Sandra Stern (Ed ’85) and her husband, Evan, are longtime supporters of the School of Education and Human Development and its research into the intersection between teaching and the neurosciences. When their grandson was diagnosed with autism, they decided to make a gift of $150,000 to the Education School Foundation’s Autism Pathways Fund to jumpstart efforts already underway to establish a University of Virginia Center for Autism. As envisioned, the Center for Autism will combine the University’s resources in autism research, coordinated care, and teacher and clinical professional preparation, positioning UVA as a national leader.

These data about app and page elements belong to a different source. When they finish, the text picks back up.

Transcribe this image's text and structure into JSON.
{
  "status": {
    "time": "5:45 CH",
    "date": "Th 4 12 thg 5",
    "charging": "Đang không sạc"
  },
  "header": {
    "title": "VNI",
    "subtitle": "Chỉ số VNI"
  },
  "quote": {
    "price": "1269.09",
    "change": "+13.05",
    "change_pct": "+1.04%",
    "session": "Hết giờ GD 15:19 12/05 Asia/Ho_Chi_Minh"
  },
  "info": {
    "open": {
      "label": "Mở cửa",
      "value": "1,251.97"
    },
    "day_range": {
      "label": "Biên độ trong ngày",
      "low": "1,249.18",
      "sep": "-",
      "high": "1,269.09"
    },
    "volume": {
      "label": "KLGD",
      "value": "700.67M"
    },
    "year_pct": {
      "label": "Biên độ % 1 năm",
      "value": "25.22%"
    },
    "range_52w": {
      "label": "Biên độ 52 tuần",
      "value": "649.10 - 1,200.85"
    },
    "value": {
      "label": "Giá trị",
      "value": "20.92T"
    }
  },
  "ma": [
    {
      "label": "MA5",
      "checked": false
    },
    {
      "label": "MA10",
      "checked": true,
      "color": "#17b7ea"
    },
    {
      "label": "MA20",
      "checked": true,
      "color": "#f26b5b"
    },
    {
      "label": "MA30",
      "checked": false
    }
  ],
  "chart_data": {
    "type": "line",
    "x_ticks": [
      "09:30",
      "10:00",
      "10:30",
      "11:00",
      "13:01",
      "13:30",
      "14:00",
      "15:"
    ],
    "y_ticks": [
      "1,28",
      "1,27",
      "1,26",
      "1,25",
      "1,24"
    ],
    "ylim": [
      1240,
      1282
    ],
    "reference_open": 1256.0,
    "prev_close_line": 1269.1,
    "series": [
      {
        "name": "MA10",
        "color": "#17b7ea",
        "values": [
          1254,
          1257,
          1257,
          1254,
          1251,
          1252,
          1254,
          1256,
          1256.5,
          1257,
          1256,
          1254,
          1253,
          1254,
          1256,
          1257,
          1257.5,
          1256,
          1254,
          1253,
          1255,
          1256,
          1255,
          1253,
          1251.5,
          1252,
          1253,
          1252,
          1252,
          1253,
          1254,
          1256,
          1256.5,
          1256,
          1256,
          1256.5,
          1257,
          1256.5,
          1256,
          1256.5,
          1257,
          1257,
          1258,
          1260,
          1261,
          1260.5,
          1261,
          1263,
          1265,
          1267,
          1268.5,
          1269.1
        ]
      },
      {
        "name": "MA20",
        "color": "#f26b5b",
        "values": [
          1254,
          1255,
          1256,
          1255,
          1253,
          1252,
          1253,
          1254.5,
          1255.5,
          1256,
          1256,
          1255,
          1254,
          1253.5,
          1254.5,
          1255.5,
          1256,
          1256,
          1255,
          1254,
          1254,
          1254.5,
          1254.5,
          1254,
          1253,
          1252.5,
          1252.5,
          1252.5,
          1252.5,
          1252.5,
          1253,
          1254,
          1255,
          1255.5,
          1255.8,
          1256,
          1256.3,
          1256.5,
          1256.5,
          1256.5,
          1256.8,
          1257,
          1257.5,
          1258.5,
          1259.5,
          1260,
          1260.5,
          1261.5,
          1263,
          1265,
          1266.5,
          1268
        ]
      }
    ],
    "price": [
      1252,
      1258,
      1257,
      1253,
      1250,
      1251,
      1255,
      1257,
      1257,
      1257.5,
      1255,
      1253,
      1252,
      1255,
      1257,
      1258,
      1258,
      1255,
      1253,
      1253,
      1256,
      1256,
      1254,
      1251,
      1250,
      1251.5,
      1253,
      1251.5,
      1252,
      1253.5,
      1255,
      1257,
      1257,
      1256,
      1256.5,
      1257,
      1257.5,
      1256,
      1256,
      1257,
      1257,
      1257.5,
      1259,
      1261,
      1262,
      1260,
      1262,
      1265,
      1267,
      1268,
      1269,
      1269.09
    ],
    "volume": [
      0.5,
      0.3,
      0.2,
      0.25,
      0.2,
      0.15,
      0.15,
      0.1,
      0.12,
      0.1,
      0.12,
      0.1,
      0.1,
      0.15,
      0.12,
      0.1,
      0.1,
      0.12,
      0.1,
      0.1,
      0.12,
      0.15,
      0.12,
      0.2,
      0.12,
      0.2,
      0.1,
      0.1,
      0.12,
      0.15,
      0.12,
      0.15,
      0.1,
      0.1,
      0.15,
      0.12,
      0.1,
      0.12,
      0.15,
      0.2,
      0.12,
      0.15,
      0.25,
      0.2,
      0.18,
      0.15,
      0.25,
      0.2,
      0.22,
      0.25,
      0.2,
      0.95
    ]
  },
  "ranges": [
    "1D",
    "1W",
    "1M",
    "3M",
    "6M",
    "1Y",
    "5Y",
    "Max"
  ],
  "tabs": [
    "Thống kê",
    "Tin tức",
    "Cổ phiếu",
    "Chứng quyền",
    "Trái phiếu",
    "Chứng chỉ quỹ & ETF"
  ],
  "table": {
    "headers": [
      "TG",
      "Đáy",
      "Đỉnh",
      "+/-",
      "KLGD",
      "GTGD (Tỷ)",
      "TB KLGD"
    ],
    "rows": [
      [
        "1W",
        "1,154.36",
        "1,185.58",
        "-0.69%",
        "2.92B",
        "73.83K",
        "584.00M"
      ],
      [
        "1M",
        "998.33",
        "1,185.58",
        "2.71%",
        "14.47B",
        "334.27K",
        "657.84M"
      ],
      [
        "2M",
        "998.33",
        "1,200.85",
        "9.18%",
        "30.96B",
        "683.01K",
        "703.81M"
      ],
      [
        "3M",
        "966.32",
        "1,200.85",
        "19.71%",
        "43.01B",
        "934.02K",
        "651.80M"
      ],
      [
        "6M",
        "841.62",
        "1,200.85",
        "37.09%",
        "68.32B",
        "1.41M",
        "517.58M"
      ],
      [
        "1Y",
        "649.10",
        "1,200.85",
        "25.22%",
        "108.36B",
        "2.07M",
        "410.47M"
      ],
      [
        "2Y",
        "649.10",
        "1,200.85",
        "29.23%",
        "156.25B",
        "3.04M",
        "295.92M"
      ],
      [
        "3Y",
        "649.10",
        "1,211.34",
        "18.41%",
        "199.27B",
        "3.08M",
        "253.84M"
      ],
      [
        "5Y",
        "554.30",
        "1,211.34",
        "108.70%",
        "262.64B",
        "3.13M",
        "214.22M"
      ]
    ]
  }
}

Now, with Evan Stern battling Parkinson’s-related dementia, the Sterns felt a renewed sense of urgency. So they created the Stern Bicentennial Professorship in Education and Neuroscience to leverage the Education School’s existing strengths with the increasing prominence of pan-University efforts in neuroscience research.
“The notion of bringing neuroscience into the practice of education, that was compelling to us,” Sandra Stern said. “What I’m excited about is the collaboration and the work that has already started. The Education School is working with the Brain Institute and the Departments of Neurology and Psychology, working toward developing a larger service point and curriculum development point for autism. We knew if we dug deep into our pockets, we could find the money and make this happen now instead of later.”
Brain research is an important part of the University’s 2030 strategic plan. The endowed professorship will ensure that the Education School can attract and retain a scholar in the fields of education and neuroscience who will advance our understanding of the links between education and the brain and its functions as well as explore ways in which that knowledge can transform educational practice.
Sandra Stern served two consecutive terms on the Education School Foundation board of directors from 2003-2017 and was recognized for her service to the Education School by being named the first emeritus member of the foundation board. Sandra and Evan Stern are longtime members of the Lawn Society.
“If we can explore this universe of neuroscience and then connect that to how we teach and how we develop curriculum so that we reach all the children, no matter their learning modality, no matter where they’re coming from, I think that’s going to lead the way to a change in how we teach,” said Sandra Stern. “We need to look at neuroscience—that’s the last frontier we haven’t explored for education and teaching.”
She recognizes that sometimes life forces your hand. “Evan and I are in our 70s, and we look around us and think, ‘this is the time to give.’ Because the intellectual capital and the collaboration is in place right now at the University—now is the time to give.”